Researchers at the University’s Robinson Research Institute have developed a tool that measures the electric current capacity of superconducting wires, which is helping Massachusetts Institute of Technology (MIT) spin-out company Commonwealth Fusion Systems produce fusion energy that could power the world indefinitely and cleanly. 

The technology involves a new generation of high-temperature superconducting (HTS) magnets that CFS is using to strengthen the magnetic field that contains the hot-plasma fuel used in conventional tokamaks. These machines use magnetic fields to confine, then heat, hydrogen plasma until the atoms fuse and release energy—paving the way for smaller, commercially-viable fusion power plants.  

“Stronger electromagnets require wires that can carry higher electrical currents over smaller cross sections. The level of current required can only be achieved with superconductors, and not all superconducting wires are equal” says Dr Nick Strickland who manages the wire development programme for the Robinson Research Institute, world leaders in the field of HTS magnets. “A challenge has always been how to characterise the reliability and effectiveness of these wires before building them into magnets.”
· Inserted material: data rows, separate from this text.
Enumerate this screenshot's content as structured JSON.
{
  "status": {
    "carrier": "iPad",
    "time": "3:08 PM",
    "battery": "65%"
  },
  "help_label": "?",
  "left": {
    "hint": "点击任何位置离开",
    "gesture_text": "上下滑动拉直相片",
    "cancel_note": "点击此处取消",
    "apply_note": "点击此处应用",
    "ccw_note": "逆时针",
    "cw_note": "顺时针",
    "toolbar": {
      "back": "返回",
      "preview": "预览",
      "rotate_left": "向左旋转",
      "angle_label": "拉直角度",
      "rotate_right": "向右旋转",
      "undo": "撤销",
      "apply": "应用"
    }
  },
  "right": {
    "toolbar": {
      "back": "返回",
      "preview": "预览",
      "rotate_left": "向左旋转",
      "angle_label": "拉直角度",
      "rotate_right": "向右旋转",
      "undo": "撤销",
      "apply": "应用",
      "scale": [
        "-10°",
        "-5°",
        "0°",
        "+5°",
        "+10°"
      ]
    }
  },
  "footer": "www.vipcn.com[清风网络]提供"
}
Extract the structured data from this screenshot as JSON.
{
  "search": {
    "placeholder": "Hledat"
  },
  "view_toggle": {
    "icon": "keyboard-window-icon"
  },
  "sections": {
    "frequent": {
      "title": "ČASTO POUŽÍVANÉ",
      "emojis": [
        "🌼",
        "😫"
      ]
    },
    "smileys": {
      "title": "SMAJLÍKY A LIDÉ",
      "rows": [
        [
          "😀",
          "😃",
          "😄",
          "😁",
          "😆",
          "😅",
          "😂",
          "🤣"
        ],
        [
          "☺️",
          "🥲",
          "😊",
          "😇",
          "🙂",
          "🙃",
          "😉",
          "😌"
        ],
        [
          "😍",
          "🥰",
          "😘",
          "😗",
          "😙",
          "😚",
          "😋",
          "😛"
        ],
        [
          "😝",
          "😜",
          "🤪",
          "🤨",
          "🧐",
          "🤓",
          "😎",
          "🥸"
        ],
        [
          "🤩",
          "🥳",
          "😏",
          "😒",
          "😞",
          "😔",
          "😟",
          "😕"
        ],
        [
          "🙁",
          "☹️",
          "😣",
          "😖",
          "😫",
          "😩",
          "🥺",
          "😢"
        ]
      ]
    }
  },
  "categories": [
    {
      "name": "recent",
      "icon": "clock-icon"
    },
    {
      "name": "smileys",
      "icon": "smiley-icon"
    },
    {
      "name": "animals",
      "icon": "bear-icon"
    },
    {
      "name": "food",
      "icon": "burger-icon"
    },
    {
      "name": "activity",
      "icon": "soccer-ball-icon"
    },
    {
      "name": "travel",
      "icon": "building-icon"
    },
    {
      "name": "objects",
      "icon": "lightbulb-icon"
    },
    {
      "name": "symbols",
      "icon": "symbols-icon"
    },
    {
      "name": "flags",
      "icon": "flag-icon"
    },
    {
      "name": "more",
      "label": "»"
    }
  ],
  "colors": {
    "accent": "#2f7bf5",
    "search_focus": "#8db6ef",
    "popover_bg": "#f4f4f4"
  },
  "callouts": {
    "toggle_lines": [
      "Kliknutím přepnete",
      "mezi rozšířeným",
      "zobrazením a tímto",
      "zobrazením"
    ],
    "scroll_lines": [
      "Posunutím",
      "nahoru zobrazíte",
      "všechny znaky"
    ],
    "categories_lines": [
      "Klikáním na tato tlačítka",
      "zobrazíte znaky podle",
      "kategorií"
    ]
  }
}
Nick says that Robinson researchers have designed and built—in conjunction with former Viclink spin-out company HTS-110 Ltd and in collaboration with CFS—the only commercially-available machine that can characterise superconducting wires under conditions relevant to fusion technology. 

“The original development of this solution came out of our 20-year research partnership with American Superconductor,” says Nick. “But the sudden emergence of companies such as CFS who are pursuing fusion energy as a clean-power source, has meant we started to attract commercial interest from leading HTS wire manufacturers who need to fully characterise their products’ performance as a prerequisite to widespread uptake.”

The Viclink and Robinson team has been looking at supplying a characterisation service as an alternative for customers who don’t wish to purchase the machine itself. “The capital requirements for the full solution doesn’t suit all customers—so we are exploring new commercial models including ‘characterisation as a service’ to ensure we can provide a service that is flexible and competitive across various market segments” says Dr Ashwath Sundaresan, Viclink Senior Commercialisation Manager.  

“Viclink has been invaluable at helping us throughout this process,” says Nick. “They not only secured patents for some of the specific aspects of the technology, they’ve also helped us to work out what to charge for the service, and handled negotiations with interested parties on our behalf. It’s been fantastic to have that sort of expertise freely available and at our fingertips.” 

Ashwath says that it is this type of collaboration between academics and business that will help drive fusion technology out of the lab and into the marketplace. 

“Collaborating with CFS has been such a worthwhile exercise,” says Ashwath. “CFS has the backing of heavyweight investors such as Bill Gates, Jeff Bezos, Jack Ma and Richard Branson through Breakthrough Energy Ventures, so it's exciting to be part of such a high profile project. Playing a role in the effort that could deliver an inherently safe, globally scalable, carbon-free, and limitless energy source is pretty mind-blowing.”

For more information, please email Ashwath Sundaresan.